Citation: Barletta, A.F., Trisnadi, N., Ramirez, J.L., Barillas-Mury, C. 2019. Mosquito midgut prostaglandin release establishes systemic immune priming. iScience. 19:54-62.
DOI: j.isci.2019.07.012

Interpretive Summary: A complex interaction between the malaria parasite and the mosquito determines parasite transmission. This study describes the molecules that allow the mosquito to fight subsequent parasite infections. These molecules are produced by the mosquito gut upon blood meal, bacterial exposure and parasite infection. Release of these molecules attract mosquito immune cells to the site of infection and leads to the production of antiparasitic compounds that are detrimental to the malaria parasite. These results provides new knowledge in our understanding of how the mosquito fights the malaria parasite infection.

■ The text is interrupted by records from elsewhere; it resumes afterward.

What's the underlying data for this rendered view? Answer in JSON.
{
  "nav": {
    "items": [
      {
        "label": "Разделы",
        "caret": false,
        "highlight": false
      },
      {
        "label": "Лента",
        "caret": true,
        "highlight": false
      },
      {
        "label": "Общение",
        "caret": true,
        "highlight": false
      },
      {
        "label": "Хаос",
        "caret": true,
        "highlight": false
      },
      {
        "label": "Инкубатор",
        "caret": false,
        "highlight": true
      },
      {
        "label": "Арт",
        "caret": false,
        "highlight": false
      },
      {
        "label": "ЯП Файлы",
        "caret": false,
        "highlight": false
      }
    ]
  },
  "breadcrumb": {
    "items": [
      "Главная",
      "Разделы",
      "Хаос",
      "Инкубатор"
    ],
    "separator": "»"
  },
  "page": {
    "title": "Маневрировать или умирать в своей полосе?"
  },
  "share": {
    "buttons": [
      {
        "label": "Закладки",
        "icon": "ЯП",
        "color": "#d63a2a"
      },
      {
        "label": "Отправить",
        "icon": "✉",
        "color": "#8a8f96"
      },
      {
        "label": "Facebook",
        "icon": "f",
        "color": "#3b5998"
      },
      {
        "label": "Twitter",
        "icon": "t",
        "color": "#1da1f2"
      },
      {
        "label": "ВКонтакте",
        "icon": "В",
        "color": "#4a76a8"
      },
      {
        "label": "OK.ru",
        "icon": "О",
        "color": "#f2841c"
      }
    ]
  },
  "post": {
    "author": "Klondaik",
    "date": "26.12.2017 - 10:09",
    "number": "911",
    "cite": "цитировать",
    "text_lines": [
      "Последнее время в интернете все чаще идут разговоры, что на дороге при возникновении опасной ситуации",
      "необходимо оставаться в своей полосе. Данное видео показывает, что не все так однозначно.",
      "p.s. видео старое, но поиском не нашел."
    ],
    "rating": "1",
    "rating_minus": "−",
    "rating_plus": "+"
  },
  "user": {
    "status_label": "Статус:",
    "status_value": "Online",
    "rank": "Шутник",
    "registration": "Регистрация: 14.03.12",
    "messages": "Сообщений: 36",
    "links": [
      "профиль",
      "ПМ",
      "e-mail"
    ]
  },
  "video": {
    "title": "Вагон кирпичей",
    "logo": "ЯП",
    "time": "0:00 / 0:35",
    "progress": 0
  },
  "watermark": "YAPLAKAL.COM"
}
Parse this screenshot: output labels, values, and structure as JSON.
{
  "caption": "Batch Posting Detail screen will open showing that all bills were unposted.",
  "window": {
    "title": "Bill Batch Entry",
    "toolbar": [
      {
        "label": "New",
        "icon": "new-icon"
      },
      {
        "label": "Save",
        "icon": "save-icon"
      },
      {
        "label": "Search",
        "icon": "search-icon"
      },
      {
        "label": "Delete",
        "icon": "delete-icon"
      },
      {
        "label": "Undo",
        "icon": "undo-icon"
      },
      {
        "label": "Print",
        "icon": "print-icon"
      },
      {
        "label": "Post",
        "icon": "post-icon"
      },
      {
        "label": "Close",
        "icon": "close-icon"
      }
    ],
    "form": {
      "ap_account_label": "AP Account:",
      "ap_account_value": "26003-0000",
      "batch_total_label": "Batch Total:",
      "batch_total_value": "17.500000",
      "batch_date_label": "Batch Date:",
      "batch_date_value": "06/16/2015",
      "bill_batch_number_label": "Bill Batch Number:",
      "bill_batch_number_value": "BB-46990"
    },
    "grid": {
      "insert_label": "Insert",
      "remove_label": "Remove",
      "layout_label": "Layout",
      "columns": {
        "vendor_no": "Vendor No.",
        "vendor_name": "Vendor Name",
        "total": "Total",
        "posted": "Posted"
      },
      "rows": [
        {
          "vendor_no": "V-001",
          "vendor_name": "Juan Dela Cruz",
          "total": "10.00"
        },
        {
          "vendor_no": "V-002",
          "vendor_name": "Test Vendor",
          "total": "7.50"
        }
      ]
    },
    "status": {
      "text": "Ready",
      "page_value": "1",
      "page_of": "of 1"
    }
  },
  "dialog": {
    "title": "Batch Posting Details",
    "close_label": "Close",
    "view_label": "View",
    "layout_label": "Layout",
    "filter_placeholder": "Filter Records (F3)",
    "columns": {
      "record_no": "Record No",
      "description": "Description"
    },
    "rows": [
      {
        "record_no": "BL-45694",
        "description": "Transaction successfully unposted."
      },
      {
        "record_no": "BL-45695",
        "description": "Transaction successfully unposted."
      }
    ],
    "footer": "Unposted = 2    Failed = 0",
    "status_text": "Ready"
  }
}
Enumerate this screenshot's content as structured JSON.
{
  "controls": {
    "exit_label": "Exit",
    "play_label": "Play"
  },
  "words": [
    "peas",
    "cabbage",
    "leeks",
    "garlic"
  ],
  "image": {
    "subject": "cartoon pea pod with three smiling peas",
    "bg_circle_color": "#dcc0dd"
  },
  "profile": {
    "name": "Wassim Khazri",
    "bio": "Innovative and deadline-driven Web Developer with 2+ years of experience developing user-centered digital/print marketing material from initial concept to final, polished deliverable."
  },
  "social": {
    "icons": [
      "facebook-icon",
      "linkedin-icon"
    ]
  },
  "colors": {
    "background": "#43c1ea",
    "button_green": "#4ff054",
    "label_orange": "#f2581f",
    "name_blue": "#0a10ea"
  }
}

Technical Abstract: Anopheles gambiae mosquitoes that have been infected with Plasmodium mount a more effective immune response to a subsequent infection. The priming response is established when Plasmodium invasion of the mosquito midgut allows contact of the gut microbiota with epithelial cells. This is followed by a constitutive systemic release of a hemocyte differentiation factor (HDF) consisting of Lipoxin A4 bound to Evokin, a lipocalin carrier, that increases the proportion of circulating hemocytes. The signal(s) released by the midgut that induce systemic HDF production were unknown. Here, we show that mosquito midgut cells produce and release prostaglandin E2 (PGE2) when they come in contact with the gut microbiota or the immune elicitors they release. PG midgut release attracts hemocytes to the mosquito midgut surface and enhances their patrolling activity. Midgut PGE2 also primed the mosquito immune system and enhanced antiplasmodial immunity by triggering HDF release. Two heme-peroxidases, HPX7 and HPX8, that are essential for PG synthesis and to establish immune priming were identified. Together, our findings suggest that, in insects, heme peroxidases catalyze the initial steps in PG synthesis, and indicate that PGE2 release by midgut epithelial cells elicits a chemotactic response that attracts hemocytes and is essential for the establishment of immune priming.